**Exercise description:** Copy out each line of the entries where the word "data" is present.
-=-=-
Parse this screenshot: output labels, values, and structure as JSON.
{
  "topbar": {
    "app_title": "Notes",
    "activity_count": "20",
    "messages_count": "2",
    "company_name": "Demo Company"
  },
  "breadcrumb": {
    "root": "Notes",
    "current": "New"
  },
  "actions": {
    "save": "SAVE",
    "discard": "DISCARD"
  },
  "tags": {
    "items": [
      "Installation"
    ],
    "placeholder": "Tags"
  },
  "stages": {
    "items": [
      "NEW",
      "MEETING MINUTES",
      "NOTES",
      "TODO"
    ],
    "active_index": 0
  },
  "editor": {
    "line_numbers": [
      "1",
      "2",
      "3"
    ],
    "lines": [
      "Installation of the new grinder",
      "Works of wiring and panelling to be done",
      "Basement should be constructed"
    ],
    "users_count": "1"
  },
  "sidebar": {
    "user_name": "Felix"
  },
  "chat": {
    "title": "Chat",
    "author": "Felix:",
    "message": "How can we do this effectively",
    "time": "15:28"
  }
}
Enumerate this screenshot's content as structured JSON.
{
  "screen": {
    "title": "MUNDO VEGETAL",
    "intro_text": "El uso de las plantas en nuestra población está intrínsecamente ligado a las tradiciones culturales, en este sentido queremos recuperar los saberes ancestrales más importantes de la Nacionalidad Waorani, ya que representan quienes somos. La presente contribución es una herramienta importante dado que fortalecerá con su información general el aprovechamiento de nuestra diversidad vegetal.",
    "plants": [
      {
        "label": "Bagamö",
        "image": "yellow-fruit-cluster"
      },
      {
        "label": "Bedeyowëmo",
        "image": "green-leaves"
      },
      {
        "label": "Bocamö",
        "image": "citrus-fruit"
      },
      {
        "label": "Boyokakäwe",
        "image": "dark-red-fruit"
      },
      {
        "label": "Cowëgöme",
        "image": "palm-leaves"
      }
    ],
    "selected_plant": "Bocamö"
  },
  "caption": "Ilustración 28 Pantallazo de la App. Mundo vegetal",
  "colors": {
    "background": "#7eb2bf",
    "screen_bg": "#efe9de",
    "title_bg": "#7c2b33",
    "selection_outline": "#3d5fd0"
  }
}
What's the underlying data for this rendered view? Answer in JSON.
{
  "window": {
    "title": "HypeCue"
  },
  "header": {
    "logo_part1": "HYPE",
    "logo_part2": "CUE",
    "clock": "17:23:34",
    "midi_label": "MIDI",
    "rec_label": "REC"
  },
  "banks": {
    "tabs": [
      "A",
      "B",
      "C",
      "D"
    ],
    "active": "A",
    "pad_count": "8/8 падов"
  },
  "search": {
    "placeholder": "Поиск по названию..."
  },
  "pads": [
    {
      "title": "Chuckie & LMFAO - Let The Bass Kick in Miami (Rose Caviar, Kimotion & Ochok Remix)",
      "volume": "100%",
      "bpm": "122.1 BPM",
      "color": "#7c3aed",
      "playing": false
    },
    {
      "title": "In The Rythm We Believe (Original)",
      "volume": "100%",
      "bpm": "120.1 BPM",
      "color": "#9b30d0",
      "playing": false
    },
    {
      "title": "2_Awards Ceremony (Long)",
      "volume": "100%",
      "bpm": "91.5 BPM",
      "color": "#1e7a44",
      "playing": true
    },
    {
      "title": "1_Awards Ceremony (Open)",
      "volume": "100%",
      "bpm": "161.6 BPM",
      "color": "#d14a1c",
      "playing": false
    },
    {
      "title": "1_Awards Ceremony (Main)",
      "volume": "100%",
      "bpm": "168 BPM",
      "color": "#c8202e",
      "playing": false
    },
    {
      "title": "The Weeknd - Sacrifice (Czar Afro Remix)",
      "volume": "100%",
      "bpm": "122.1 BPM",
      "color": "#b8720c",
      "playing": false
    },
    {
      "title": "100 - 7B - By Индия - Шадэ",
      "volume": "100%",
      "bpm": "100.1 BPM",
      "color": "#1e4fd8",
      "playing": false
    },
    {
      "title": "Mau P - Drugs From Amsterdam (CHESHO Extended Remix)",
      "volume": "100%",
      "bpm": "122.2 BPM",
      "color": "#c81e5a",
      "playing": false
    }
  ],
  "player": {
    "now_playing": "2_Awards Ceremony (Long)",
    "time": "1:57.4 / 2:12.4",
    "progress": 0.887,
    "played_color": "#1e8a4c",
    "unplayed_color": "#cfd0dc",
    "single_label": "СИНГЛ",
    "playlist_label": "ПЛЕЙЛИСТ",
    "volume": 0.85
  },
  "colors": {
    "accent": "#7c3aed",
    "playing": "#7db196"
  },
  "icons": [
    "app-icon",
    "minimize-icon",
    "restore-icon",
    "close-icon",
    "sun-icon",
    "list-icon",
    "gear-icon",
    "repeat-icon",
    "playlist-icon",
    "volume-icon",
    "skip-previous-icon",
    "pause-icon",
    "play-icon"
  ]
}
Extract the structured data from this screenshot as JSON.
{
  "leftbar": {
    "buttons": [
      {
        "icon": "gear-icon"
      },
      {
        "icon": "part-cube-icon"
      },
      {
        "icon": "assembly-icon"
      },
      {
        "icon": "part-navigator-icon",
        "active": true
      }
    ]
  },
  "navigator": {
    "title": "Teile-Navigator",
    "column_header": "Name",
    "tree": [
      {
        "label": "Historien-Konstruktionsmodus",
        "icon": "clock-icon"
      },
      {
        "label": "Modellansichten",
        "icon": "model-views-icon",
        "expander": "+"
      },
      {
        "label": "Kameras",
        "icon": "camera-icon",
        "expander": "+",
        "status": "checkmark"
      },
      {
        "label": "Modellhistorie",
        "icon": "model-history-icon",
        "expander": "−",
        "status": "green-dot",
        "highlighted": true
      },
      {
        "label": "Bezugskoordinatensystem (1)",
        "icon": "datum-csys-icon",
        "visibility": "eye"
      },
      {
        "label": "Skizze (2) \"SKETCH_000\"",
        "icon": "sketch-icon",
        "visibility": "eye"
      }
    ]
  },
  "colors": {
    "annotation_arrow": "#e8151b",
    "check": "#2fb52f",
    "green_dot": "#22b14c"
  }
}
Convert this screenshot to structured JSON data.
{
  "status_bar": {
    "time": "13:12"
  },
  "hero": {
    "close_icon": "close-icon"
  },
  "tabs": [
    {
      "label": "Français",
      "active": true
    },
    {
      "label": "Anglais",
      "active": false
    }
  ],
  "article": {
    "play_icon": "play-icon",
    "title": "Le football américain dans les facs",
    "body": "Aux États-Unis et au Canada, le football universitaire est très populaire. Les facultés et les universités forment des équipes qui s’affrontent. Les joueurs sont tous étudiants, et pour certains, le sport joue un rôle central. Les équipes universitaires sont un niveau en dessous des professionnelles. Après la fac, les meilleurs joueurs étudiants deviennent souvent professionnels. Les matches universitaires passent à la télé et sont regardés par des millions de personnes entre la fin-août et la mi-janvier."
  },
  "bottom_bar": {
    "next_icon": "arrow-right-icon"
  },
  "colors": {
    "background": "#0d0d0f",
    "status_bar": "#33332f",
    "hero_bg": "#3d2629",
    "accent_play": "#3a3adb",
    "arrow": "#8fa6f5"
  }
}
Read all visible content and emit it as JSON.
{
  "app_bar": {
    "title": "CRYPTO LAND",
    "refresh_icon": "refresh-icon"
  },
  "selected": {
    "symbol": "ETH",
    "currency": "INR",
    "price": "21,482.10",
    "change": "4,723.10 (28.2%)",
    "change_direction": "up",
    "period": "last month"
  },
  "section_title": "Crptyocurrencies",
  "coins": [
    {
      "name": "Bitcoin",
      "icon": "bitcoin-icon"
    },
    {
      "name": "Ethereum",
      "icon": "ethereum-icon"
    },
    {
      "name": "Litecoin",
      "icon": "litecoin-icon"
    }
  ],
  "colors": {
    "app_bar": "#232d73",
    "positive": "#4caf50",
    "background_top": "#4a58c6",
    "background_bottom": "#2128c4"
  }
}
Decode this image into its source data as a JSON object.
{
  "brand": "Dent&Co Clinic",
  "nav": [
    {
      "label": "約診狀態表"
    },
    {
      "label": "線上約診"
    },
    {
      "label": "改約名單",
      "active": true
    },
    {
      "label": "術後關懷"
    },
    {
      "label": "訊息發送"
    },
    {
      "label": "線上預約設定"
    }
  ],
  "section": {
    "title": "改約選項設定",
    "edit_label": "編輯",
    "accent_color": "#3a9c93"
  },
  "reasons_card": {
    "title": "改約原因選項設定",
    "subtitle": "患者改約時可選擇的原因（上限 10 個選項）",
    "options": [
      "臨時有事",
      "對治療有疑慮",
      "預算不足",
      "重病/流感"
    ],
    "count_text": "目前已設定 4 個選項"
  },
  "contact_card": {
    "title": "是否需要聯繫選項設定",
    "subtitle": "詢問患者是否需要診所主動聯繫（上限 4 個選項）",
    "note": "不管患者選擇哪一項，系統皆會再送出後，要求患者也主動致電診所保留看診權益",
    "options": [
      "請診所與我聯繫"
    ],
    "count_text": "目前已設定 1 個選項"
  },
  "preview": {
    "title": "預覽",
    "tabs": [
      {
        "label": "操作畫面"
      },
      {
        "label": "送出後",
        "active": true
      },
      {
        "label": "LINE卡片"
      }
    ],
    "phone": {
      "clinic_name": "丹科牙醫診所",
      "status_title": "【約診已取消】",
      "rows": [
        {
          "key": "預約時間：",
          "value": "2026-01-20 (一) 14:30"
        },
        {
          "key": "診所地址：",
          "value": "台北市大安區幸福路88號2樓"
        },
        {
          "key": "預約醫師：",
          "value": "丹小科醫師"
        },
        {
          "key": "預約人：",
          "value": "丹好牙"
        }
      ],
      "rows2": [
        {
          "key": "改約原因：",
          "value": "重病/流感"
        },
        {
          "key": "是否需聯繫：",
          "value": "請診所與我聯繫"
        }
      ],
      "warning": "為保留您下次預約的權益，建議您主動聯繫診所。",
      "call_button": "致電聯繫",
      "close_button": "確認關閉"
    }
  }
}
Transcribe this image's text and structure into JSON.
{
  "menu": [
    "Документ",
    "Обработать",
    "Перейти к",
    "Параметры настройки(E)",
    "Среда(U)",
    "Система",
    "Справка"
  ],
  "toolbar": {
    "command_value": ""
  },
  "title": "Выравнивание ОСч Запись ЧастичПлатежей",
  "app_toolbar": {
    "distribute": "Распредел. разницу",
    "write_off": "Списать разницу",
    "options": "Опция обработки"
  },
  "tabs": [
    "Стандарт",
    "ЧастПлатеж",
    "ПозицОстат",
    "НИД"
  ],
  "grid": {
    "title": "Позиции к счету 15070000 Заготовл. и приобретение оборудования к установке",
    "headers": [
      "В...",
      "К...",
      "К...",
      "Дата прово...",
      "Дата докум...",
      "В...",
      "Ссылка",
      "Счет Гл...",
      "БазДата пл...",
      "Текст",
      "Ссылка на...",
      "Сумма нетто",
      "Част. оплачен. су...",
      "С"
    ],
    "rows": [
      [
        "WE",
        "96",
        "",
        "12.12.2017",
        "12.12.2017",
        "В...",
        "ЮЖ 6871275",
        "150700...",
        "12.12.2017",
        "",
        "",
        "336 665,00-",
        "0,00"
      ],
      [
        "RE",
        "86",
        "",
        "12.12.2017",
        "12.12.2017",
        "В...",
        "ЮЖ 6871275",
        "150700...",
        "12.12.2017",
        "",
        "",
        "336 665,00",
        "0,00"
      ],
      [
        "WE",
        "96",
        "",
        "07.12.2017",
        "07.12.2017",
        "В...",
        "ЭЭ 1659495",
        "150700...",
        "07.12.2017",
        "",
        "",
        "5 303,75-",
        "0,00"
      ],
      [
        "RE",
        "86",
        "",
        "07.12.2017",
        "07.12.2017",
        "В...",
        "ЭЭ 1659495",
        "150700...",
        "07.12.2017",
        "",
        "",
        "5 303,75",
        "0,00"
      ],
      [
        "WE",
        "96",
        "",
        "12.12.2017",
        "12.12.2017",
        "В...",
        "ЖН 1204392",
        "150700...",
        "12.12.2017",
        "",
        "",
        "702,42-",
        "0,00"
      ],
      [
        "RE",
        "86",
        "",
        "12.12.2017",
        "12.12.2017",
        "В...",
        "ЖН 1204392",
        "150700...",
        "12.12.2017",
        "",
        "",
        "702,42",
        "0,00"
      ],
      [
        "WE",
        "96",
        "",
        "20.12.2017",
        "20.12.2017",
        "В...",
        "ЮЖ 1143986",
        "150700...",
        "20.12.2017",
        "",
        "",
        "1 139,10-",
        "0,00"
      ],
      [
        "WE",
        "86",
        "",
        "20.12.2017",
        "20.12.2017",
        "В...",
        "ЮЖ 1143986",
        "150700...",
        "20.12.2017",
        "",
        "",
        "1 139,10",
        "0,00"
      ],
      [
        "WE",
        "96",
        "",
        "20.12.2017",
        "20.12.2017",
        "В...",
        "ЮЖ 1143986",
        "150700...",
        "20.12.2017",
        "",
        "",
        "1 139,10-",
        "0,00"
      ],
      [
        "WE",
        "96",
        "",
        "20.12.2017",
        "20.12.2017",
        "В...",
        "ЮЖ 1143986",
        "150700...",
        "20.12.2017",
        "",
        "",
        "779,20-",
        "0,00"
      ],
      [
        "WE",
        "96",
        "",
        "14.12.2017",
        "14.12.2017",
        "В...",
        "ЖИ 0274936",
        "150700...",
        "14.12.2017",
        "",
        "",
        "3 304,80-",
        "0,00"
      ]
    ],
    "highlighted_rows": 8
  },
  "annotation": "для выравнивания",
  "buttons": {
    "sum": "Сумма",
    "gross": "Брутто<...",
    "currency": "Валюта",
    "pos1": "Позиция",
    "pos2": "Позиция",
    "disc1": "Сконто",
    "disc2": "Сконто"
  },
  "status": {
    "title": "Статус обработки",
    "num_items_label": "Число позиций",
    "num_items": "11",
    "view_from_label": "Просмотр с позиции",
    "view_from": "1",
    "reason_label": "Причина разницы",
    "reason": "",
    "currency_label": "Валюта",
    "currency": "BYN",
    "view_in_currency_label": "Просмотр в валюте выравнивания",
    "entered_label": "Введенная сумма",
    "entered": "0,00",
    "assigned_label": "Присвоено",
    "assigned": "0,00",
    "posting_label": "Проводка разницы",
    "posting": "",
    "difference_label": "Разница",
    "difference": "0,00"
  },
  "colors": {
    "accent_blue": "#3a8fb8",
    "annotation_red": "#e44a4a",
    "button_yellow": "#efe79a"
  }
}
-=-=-
**Expected answer:**
What's the underlying data for this rendered view? Answer in JSON.
Extract the structured data from this screenshot as JSON.
Convert this screenshot to structured JSON data.
Decode this image into its source data as a JSON object.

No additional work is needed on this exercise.